Page and application data records:
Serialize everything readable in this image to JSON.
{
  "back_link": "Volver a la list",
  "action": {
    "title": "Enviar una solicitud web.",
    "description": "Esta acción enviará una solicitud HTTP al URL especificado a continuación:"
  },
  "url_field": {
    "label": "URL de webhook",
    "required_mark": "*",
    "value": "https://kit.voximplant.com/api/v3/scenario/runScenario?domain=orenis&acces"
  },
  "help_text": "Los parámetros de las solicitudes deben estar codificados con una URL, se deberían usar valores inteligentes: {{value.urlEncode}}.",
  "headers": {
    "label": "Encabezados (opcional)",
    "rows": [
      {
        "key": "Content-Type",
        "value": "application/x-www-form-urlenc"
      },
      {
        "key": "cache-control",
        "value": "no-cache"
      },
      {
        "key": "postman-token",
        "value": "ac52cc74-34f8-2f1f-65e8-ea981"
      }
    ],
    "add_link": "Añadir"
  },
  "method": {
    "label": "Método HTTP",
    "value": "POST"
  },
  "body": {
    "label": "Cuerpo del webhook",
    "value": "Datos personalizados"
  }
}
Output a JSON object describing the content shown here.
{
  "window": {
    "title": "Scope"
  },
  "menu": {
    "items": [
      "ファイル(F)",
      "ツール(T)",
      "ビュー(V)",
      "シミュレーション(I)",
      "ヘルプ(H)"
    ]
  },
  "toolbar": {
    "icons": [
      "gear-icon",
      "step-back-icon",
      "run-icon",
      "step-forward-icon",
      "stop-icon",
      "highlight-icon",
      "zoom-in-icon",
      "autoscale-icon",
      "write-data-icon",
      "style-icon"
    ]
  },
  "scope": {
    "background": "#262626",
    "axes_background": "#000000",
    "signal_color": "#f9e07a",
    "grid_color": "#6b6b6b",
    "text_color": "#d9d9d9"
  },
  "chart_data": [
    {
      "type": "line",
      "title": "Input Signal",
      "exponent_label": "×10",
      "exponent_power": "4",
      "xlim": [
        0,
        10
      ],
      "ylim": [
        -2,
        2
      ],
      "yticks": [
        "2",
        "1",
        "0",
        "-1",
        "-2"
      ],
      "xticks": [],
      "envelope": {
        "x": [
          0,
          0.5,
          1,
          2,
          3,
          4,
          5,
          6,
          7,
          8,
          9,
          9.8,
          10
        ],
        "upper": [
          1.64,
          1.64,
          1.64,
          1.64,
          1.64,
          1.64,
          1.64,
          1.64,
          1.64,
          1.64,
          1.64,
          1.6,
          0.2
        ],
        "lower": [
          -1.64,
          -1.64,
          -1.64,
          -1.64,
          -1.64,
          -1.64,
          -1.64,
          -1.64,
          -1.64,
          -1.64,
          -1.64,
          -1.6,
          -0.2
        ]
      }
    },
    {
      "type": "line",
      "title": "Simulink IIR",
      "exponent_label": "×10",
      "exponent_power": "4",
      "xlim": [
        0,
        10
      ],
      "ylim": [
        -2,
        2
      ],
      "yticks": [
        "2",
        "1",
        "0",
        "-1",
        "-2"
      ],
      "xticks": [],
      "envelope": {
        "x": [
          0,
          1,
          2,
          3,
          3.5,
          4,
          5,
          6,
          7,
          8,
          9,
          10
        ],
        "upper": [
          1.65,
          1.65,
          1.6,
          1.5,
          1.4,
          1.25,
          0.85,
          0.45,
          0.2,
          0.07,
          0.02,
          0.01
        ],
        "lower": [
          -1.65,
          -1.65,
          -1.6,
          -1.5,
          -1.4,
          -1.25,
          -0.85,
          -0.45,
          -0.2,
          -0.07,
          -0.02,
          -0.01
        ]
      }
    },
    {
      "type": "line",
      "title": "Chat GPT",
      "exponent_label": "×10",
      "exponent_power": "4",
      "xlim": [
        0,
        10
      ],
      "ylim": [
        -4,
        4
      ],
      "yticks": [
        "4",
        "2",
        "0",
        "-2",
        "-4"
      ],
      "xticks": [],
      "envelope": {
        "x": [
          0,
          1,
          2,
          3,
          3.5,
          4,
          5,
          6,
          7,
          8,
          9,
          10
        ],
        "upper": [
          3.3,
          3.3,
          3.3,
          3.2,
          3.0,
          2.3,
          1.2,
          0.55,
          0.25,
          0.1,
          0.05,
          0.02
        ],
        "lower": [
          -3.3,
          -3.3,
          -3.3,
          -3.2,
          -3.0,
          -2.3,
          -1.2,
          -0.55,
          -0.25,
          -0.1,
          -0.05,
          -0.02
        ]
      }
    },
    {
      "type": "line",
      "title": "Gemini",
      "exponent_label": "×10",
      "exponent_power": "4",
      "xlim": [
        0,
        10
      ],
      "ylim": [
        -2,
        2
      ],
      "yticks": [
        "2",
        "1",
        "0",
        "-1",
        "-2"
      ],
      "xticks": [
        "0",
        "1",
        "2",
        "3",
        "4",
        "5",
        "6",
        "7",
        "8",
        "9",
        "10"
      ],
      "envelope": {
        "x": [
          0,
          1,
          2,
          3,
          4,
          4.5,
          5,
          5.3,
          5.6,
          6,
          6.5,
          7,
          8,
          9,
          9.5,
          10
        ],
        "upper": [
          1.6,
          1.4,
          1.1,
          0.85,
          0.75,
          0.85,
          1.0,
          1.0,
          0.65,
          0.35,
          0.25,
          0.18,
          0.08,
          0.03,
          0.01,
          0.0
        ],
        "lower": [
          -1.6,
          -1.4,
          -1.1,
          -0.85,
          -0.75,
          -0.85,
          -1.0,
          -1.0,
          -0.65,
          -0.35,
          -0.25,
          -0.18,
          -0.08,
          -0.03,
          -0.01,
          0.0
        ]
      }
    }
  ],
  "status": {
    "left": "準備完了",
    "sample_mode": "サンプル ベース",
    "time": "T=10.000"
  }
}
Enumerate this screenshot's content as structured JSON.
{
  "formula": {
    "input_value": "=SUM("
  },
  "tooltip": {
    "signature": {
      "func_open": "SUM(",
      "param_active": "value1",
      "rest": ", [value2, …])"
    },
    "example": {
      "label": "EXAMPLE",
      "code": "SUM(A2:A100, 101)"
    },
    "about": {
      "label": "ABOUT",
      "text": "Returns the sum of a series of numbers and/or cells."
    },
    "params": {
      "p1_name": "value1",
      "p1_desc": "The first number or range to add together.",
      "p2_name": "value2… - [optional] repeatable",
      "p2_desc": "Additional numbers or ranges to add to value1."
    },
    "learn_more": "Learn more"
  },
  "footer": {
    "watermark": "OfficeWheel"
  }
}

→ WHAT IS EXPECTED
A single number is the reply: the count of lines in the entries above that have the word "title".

→ REPLY TO THE TASK
6